• _What is expected_
Each line below has to be set down again exactly.

• _Extracted records_
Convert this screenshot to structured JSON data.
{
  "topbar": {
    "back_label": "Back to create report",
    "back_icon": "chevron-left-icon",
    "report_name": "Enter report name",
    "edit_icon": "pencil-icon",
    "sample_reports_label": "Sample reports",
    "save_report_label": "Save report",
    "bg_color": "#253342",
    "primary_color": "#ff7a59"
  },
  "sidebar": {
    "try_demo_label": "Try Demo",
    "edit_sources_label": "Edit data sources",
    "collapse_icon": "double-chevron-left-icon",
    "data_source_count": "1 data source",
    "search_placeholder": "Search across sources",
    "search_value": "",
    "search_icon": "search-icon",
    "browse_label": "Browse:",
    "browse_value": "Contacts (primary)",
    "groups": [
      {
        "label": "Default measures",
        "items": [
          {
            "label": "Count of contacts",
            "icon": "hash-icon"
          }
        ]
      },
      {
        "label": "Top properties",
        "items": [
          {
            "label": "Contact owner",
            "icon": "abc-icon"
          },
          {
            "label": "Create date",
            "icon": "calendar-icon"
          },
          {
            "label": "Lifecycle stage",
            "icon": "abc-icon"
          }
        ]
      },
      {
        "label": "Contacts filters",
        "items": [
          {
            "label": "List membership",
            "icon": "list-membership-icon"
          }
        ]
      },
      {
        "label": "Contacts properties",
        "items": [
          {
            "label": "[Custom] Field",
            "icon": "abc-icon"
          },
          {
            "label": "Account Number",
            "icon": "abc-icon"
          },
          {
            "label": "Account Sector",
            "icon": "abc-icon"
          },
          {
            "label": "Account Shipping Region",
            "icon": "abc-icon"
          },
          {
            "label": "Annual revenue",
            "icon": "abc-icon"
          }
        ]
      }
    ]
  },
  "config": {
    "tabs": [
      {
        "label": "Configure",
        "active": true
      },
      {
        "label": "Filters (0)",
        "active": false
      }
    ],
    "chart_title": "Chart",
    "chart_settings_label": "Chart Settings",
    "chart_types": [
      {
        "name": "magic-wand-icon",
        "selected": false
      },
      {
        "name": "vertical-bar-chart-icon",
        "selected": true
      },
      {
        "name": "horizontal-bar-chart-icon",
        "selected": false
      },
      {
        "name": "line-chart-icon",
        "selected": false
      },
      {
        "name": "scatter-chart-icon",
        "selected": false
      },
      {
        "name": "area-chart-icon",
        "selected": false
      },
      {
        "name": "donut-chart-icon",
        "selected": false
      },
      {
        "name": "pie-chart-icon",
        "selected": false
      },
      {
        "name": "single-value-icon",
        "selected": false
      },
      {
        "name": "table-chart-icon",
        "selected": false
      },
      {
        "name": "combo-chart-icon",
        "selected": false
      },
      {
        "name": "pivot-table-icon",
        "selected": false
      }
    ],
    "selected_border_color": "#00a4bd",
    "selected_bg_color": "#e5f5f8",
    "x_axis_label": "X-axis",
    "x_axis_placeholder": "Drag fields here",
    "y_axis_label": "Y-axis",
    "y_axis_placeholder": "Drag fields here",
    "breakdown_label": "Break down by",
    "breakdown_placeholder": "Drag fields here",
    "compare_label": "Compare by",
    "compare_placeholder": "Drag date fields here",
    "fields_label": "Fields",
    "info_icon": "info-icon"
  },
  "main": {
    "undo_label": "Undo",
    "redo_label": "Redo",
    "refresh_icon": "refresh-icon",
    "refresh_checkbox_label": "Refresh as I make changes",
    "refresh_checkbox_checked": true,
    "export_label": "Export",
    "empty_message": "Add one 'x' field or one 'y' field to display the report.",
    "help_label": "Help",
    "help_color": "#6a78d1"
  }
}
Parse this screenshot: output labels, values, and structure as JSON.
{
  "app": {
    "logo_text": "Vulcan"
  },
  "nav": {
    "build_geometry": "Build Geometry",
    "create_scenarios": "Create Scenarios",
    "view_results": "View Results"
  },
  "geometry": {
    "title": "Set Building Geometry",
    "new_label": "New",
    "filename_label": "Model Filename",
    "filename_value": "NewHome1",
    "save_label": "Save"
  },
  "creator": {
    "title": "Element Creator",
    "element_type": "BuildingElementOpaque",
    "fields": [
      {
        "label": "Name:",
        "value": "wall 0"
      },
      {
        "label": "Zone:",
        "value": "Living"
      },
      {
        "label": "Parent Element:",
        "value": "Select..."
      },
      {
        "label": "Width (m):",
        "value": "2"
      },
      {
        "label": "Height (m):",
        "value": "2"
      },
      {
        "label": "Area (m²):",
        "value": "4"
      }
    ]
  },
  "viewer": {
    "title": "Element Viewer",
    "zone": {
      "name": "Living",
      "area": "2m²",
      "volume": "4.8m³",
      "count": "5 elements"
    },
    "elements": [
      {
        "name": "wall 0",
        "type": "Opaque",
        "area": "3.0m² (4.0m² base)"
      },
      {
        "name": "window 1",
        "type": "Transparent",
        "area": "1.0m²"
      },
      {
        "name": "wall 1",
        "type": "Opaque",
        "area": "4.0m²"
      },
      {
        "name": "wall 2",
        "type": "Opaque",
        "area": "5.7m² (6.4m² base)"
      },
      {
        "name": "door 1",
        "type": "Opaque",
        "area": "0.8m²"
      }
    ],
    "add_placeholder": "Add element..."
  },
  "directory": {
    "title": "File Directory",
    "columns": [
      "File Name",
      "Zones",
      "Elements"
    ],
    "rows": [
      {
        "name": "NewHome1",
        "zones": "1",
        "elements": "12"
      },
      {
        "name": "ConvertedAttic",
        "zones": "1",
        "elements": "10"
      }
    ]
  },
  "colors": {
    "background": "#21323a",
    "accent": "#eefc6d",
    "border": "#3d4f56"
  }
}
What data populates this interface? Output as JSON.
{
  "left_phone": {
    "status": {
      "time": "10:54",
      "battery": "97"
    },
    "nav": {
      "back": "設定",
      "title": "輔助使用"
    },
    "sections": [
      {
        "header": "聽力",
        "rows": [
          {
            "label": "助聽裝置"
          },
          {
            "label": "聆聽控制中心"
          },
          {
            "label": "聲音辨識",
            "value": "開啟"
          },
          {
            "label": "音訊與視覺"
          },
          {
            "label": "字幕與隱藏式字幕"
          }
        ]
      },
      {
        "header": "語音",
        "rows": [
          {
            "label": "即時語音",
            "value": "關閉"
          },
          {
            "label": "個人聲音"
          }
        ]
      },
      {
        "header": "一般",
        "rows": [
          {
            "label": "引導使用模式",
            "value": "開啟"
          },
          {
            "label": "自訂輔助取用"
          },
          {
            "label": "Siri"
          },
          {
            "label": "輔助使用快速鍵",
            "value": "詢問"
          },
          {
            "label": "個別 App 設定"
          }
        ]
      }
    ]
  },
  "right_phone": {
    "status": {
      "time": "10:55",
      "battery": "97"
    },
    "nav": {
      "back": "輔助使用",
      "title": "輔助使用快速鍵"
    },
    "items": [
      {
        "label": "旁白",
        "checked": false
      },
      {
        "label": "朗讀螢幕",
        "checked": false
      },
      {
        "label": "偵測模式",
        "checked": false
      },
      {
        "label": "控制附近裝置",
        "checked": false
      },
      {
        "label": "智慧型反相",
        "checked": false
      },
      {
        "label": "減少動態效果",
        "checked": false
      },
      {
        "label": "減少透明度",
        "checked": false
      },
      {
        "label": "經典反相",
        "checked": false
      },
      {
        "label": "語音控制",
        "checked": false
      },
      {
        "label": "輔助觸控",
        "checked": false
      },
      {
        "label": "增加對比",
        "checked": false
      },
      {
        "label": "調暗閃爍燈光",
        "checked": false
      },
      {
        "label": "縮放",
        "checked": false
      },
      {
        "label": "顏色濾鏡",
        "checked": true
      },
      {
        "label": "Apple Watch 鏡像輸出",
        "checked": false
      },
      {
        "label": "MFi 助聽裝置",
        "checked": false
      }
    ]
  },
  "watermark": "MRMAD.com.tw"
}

• _Output of the task_
Convert this screenshot to structured JSON data.
{
  "topbar": {
    "back_label": "Back to create report",
    "back_icon": "chevron-left-icon",
    "report_name": "Enter report name",
    "edit_icon": "pencil-icon",
    "sample_reports_label": "Sample reports",
    "save_report_label": "Save report",
    "bg_color": "#253342",
    "primary_color": "#ff7a59"
  },
  "sidebar": {
    "try_demo_label": "Try Demo",
    "edit_sources_label": "Edit data sources",
    "collapse_icon": "double-chevron-left-icon",
    "data_source_count": "1 data source",
    "search_placeholder": "Search across sources",
    "search_value": "",
    "search_icon": "search-icon",
    "browse_label": "Browse:",
    "browse_value": "Contacts (primary)",
    "groups": [
      {
        "label": "Default measures",
        "items": [
          {
            "label": "Count of contacts",
            "icon": "hash-icon"
          }
        ]
      },
      {
        "label": "Top properties",
        "items": [
          {
            "label": "Contact owner",
            "icon": "abc-icon"
          },
          {
            "label": "Create date",
            "icon": "calendar-icon"
          },
          {
            "label": "Lifecycle stage",
            "icon": "abc-icon"
          }
        ]
      },
      {
        "label": "Contacts filters",
        "items": [
          {
            "label": "List membership",
            "icon": "list-membership-icon"
          }
        ]
      },
      {
        "label": "Contacts properties",
        "items": [
          {
            "label": "[Custom] Field",
            "icon": "abc-icon"
          },
          {
            "label": "Account Number",
            "icon": "abc-icon"
          },
          {
            "label": "Account Sector",
            "icon": "abc-icon"
          },
          {
            "label": "Account Shipping Region",
            "icon": "abc-icon"
          },
          {
            "label": "Annual revenue",
            "icon": "abc-icon"
          }
        ]
      }
    ]
  },
  "config": {
    "tabs": [
      {
        "label": "Configure",
        "active": true
      },
      {
        "label": "Filters (0)",
        "active": false
      }
    ],
    "chart_title": "Chart",
    "chart_settings_label": "Chart Settings",
    "chart_types": [
      {
        "name": "magic-wand-icon",
        "selected": false
      },
      {
        "name": "vertical-bar-chart-icon",
        "selected": true
      },
      {
        "name": "horizontal-bar-chart-icon",
        "selected": false
      },
      {
        "name": "line-chart-icon",
        "selected": false
      },
      {
        "name": "scatter-chart-icon",
        "selected": false
      },
      {
        "name": "area-chart-icon",
        "selected": false
      },
      {
        "name": "donut-chart-icon",
        "selected": false
      },
      {
        "name": "pie-chart-icon",
        "selected": false
      },
      {
        "name": "single-value-icon",
        "selected": false
      },
      {
        "name": "table-chart-icon",
        "selected": false
      },
      {
        "name": "combo-chart-icon",
        "selected": false
      },
      {
        "name": "pivot-table-icon",
        "selected": false
      }
    ],
    "selected_border_color": "#00a4bd",
    "selected_bg_color": "#e5f5f8",
    "x_axis_label": "X-axis",
    "x_axis_placeholder": "Drag fields here",
    "y_axis_label": "Y-axis",
    "y_axis_placeholder": "Drag fields here",
    "breakdown_label": "Break down by",
    "breakdown_placeholder": "Drag fields here",
    "compare_label": "Compare by",
    "compare_placeholder": "Drag date fields here",
    "fields_label": "Fields",
    "info_icon": "info-icon"
  },
  "main": {
    "undo_label": "Undo",
    "redo_label": "Redo",
    "refresh_icon": "refresh-icon",
    "refresh_checkbox_label": "Refresh as I make changes",
    "refresh_checkbox_checked": true,
    "export_label": "Export",
    "empty_message": "Add one 'x' field or one 'y' field to display the report.",
    "help_label": "Help",
    "help_color": "#6a78d1"
  }
}
Parse this screenshot: output labels, values, and structure as JSON.
{
  "app": {
    "logo_text": "Vulcan"
  },
  "nav": {
    "build_geometry": "Build Geometry",
    "create_scenarios": "Create Scenarios",
    "view_results": "View Results"
  },
  "geometry": {
    "title": "Set Building Geometry",
    "new_label": "New",
    "filename_label": "Model Filename",
    "filename_value": "NewHome1",
    "save_label": "Save"
  },
  "creator": {
    "title": "Element Creator",
    "element_type": "BuildingElementOpaque",
    "fields": [
      {
        "label": "Name:",
        "value": "wall 0"
      },
      {
        "label": "Zone:",
        "value": "Living"
      },
      {
        "label": "Parent Element:",
        "value": "Select..."
      },
      {
        "label": "Width (m):",
        "value": "2"
      },
      {
        "label": "Height (m):",
        "value": "2"
      },
      {
        "label": "Area (m²):",
        "value": "4"
      }
    ]
  },
  "viewer": {
    "title": "Element Viewer",
    "zone": {
      "name": "Living",
      "area": "2m²",
      "volume": "4.8m³",
      "count": "5 elements"
    },
    "elements": [
      {
        "name": "wall 0",
        "type": "Opaque",
        "area": "3.0m² (4.0m² base)"
      },
      {
        "name": "window 1",
        "type": "Transparent",
        "area": "1.0m²"
      },
      {
        "name": "wall 1",
        "type": "Opaque",
        "area": "4.0m²"
      },
      {
        "name": "wall 2",
        "type": "Opaque",
        "area": "5.7m² (6.4m² base)"
      },
      {
        "name": "door 1",
        "type": "Opaque",
        "area": "0.8m²"
      }
    ],
    "add_placeholder": "Add element..."
  },
  "directory": {
    "title": "File Directory",
    "columns": [
      "File Name",
      "Zones",
      "Elements"
    ],
    "rows": [
      {
        "name": "NewHome1",
        "zones": "1",
        "elements": "12"
      },
      {
        "name": "ConvertedAttic",
        "zones": "1",
        "elements": "10"
      }
    ]
  },
  "colors": {
    "background": "#21323a",
    "accent": "#eefc6d",
    "border": "#3d4f56"
  }
}
What data populates this interface? Output as JSON.
{
  "left_phone": {
    "status": {
      "time": "10:54",
      "battery": "97"
    },
    "nav": {
      "back": "設定",
      "title": "輔助使用"
    },
    "sections": [
      {
        "header": "聽力",
        "rows": [
          {
            "label": "助聽裝置"
          },
          {
            "label": "聆聽控制中心"
          },
          {
            "label": "聲音辨識",
            "value": "開啟"
          },
          {
            "label": "音訊與視覺"
          },
          {
            "label": "字幕與隱藏式字幕"
          }
        ]
      },
      {
        "header": "語音",
        "rows": [
          {
            "label": "即時語音",
            "value": "關閉"
          },
          {
            "label": "個人聲音"
          }
        ]
      },
      {
        "header": "一般",
        "rows": [
          {
            "label": "引導使用模式",
            "value": "開啟"
          },
          {
            "label": "自訂輔助取用"
          },
          {
            "label": "Siri"
          },
          {
            "label": "輔助使用快速鍵",
            "value": "詢問"
          },
          {
            "label": "個別 App 設定"
          }
        ]
      }
    ]
  },
  "right_phone": {
    "status": {
      "time": "10:55",
      "battery": "97"
    },
    "nav": {
      "back": "輔助使用",
      "title": "輔助使用快速鍵"
    },
    "items": [
      {
        "label": "旁白",
        "checked": false
      },
      {
        "label": "朗讀螢幕",
        "checked": false
      },
      {
        "label": "偵測模式",
        "checked": false
      },
      {
        "label": "控制附近裝置",
        "checked": false
      },
      {
        "label": "智慧型反相",
        "checked": false
      },
      {
        "label": "減少動態效果",
        "checked": false
      },
      {
        "label": "減少透明度",
        "checked": false
      },
      {
        "label": "經典反相",
        "checked": false
      },
      {
        "label": "語音控制",
        "checked": false
      },
      {
        "label": "輔助觸控",
        "checked": false
      },
      {
        "label": "增加對比",
        "checked": false
      },
      {
        "label": "調暗閃爍燈光",
        "checked": false
      },
      {
        "label": "縮放",
        "checked": false
      },
      {
        "label": "顏色濾鏡",
        "checked": true
      },
      {
        "label": "Apple Watch 鏡像輸出",
        "checked": false
      },
      {
        "label": "MFi 助聽裝置",
        "checked": false
      }
    ]
  },
  "watermark": "MRMAD.com.tw"
}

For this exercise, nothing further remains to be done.